Inside the Animal Mind - Netflix
Have you ever wondered what it would be like to be an animal? This series gives startling and revelatory answers. Combining jaw-dropping demonstrations of animals' abilities with revealing photography, Chris Packham travels the world to uncover the secrets of the animal mind.
Runtime: 60 minutes
Inside the Animal Mind - Mind - Netflix
The mind is a set of cognitive faculties including consciousness, perception, thinking, judgement, language and memory. It is usually defined as the faculty of an entity's thoughts and consciousness. It holds the power of imagination, recognition, and appreciation, and is responsible for processing feelings and emotions, resulting in attitudes and actions. There is a lengthy tradition in philosophy, religion, psychology, and cognitive science about what constitutes a mind and what are its distinguishing properties. One open question regarding the nature of the mind is the mind–body problem, which investigates the relation of the mind to the physical brain and nervous system. Older viewpoints included dualism and idealism, which considered the mind somehow non-physical. Modern views often center around physicalism and functionalism, which hold that the mind is roughly identical with the brain or reducible to physical phenomena such as neuronal activity., though dualism and idealism continue to have many supporters.
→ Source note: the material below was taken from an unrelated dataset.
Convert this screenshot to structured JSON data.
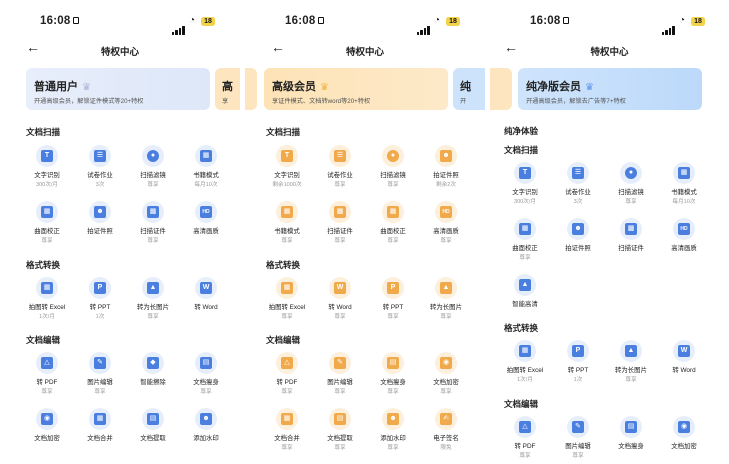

Another question concerns which types of beings are capable of having minds. For example, whether mind is exclusive to humans, possessed also by some or all animals, by all living things, whether it is a strictly definable characteristic at all, or whether mind can also be a property of some types of human-made machines. Whatever its nature, it is generally agreed that mind is that which enables a being to have subjective awareness and intentionality towards their environment, to perceive and respond to stimuli with some kind of agency, and to have consciousness, including thinking and feeling. The concept of mind is understood in many different ways by many different cultural and religious traditions. Some see mind as a property exclusive to humans whereas others ascribe properties of mind to non-living entities (e.g. panpsychism and animism), to animals and to deities. Some of the earliest recorded speculations linked mind (sometimes described as identical with soul or spirit) to theories concerning both life after death, and cosmological and natural order, for example in the doctrines of Zoroaster, the Buddha, Plato, Aristotle, and other ancient Greek, Indian and, later, Islamic and medieval European philosophers. Important philosophers of mind include Plato, Descartes, Leibniz, Locke, Berkeley, Hume, Kant, Hegel, Schopenhauer, Searle, Dennett, Fodor, Nagel, and Chalmers. Psychologists such as Freud and James, and computer scientists such as Turing and Putnam developed influential theories about the nature of the mind. The possibility of nonbiological minds is explored in the field of artificial intelligence, which works closely in relation with cybernetics and information theory to understand the ways in which information processing by nonbiological machines is comparable or different to mental phenomena in the human mind. The mind is also portrayed as the stream of consciousness where sense impressions and mental phenomena are constantly changing
Inside the Animal Mind - Evolutionary history of the human mind - Netflix
The evolution of human intelligence refers to several theories that aim to describe how human intelligence has evolved in relation to the evolution of the human brain and the origin of language. The timeline of human evolution spans some 7 million years, from the separation of the genus Pan until the emergence of behavioral modernity by 50,000 years ago. Of this timeline, the first 3 million years concern Sahelanthropus, the following 2 million concern Australopithecus, while the final 2 million span the history of actual Homo species (the Paleolithic). Many traits of human intelligence, such as empathy, theory of mind, mourning, ritual, and the use of symbols and tools, are already apparent in great apes although in lesser sophistication than in humans. There is a debate between supporters of the idea of a sudden emergence of intelligence, or “Great leap forward” and those of a gradual or continuum hypothesis. Theories of the evolution of intelligence include: Robin Dunbar's social brain hypothesis Geoffrey Miller's sexual selection hypothesis concerning Sexual selection in human evolution The ecological dominance-social competition (EDSC) explained by Mark V. Flinn, David C. Geary and Carol V. Ward based mainly on work by Richard D. Alexander. The idea of intelligence as a signal of good health and resistance to disease. The Group selection theory contends that organism characteristics that provide benefits to a group (clan, tribe, or larger population) can evolve despite individual disadvantages such as those cited above. The idea that intelligence is connected with nutrition, and thereby with status. A higher IQ could be a signal that an individual comes from and lives in a physical and social environment where nutrition levels are high, and vice versa.
Inside the Animal Mind - References - Netflix